Race Matters: Seeing the Black Figure in the European Tradition
Black figures—individuals, types, and fantasies—have been a ubiquitous presence in Western art since antiquity. Often hidden in plain sight, they have been historically overlooked or their lives discounted as lost to history. Recent events in the struggle for racial equality and justice are inspiring renewed consideration of the history of Black people on a global scale. Even the most cursory overview of the history of Western art will reveal the extent to which Black people were part of European society in many different roles, informing the ways in which European artists and craftsmen imagined their world. Yet, images of Black people often indexed their subservient status and affirmed a kind of exoticism that rendered them fundamentally different or “other.” With the rise of the slave trade, colonialism, abolition, and imperialism framing Europe’s dominating relationship to Africa and Africans from the seventeenth through the nineteenth century, the fraught engagement of European art featuring Black bodies became even more charged. Race Matters takes a broad overview of this dynamic, assembling works of European art from the sixteenth through the eighteenth centuries in which Black people figured in various contexts such as biblical figures, historical personages, allegories, court servants, decorative types, and free Blacks.
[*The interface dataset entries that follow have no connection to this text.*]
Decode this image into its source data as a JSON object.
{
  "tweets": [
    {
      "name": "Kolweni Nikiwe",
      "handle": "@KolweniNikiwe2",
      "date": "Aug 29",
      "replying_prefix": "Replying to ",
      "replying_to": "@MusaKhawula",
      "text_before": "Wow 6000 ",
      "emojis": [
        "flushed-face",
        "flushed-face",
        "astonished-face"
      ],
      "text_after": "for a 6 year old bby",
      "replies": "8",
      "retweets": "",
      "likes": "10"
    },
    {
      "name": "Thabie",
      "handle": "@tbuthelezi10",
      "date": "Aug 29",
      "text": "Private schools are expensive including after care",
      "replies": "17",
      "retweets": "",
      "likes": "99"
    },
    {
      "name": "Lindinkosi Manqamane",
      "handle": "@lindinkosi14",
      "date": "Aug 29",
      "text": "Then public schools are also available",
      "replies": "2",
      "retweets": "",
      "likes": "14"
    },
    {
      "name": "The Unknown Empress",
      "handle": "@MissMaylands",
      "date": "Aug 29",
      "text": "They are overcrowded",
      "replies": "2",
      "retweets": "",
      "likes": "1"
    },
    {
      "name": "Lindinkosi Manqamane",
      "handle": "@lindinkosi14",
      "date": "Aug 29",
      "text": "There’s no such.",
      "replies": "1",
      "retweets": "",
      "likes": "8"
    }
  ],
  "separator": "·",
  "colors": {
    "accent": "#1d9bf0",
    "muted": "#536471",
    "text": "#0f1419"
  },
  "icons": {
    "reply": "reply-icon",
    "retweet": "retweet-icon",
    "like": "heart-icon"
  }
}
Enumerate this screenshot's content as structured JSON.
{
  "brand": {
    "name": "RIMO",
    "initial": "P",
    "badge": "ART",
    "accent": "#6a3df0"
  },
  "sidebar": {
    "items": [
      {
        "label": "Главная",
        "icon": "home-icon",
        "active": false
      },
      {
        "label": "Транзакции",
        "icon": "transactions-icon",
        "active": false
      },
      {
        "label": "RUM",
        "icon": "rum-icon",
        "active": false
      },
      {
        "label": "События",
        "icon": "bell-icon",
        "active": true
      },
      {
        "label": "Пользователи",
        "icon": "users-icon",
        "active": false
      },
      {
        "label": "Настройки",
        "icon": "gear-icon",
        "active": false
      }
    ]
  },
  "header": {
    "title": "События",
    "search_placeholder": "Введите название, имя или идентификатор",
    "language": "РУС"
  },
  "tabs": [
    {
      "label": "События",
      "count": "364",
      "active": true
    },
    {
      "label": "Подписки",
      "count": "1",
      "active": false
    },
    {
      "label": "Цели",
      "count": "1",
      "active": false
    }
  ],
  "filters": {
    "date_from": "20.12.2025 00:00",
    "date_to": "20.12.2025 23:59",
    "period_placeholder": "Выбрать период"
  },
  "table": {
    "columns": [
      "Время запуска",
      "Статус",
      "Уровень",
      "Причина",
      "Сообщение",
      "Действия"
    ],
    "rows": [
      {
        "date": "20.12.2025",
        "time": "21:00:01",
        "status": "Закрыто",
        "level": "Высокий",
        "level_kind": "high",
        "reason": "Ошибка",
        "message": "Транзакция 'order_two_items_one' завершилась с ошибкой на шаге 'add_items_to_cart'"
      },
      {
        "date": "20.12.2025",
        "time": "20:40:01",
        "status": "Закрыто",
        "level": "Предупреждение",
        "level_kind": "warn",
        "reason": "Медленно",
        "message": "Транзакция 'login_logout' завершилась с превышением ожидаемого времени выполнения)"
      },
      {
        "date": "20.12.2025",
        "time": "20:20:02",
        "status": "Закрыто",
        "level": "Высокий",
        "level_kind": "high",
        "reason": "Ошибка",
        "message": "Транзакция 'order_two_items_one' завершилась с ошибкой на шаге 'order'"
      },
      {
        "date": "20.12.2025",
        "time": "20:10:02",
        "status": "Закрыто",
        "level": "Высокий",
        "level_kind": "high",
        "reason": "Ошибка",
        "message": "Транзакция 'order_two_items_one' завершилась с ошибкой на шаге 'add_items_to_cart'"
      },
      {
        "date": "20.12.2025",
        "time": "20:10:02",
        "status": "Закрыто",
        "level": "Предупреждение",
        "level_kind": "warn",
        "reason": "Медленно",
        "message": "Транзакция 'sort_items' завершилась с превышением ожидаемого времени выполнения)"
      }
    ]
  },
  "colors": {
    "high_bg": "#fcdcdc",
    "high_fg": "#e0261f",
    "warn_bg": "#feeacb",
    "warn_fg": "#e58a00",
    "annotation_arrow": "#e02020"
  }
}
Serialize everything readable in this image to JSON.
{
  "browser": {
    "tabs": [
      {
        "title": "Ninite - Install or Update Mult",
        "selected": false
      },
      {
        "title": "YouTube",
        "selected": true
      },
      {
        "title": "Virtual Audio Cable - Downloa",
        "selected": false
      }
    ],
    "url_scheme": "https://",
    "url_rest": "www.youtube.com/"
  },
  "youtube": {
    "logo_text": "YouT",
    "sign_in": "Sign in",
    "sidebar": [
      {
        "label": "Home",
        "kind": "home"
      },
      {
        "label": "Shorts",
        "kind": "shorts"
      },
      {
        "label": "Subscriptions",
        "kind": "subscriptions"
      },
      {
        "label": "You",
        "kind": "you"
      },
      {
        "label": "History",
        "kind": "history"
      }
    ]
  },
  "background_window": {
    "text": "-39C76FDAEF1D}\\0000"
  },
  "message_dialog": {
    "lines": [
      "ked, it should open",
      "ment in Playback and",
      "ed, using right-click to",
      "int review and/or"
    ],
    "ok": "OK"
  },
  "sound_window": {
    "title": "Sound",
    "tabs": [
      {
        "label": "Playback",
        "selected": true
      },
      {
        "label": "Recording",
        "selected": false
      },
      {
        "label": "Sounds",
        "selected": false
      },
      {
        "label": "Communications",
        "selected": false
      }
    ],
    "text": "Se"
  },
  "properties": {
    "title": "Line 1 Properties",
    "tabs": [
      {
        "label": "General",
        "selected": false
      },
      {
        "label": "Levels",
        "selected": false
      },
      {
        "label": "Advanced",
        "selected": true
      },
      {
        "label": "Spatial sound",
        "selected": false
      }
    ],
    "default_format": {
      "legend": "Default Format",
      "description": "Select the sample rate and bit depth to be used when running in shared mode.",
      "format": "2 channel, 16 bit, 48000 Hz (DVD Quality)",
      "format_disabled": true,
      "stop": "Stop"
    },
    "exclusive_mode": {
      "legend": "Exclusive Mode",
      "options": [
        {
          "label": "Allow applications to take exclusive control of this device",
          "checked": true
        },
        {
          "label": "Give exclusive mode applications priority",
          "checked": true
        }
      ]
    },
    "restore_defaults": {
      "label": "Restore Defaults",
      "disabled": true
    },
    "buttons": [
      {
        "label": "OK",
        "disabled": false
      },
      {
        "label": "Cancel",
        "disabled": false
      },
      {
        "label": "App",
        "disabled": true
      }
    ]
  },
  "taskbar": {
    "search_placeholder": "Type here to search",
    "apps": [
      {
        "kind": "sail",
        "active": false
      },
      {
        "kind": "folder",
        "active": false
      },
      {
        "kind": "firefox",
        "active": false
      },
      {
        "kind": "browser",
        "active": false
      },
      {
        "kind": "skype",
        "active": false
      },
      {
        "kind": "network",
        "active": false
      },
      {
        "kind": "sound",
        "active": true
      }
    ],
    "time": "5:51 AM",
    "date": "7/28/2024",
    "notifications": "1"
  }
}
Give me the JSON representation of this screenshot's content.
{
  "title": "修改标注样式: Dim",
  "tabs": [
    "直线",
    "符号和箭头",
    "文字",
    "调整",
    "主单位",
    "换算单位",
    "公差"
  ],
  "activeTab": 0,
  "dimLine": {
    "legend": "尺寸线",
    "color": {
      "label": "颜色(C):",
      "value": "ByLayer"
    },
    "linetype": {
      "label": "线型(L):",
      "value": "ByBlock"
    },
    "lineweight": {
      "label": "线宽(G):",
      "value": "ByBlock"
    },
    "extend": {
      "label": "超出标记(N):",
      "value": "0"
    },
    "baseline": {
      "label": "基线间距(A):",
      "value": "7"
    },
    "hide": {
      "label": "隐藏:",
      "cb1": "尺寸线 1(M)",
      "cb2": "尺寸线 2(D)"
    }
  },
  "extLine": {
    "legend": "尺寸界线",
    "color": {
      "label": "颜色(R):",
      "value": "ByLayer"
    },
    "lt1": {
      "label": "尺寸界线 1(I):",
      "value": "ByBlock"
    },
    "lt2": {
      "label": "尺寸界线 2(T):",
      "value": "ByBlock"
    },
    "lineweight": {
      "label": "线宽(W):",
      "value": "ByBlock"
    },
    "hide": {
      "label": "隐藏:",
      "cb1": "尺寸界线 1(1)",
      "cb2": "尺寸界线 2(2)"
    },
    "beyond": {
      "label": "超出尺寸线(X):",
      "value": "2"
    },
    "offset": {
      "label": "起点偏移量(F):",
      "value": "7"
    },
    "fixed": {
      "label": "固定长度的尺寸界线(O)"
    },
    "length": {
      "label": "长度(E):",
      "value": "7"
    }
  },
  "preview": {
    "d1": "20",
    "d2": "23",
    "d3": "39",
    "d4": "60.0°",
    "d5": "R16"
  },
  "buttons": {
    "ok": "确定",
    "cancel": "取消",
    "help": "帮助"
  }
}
Understanding how people of colour have figured in the history of European art provides an opportunity to learn more about the lived experiences of people often overlooked in history and to face the ways in which art was complicit in upholding racial hierarchies.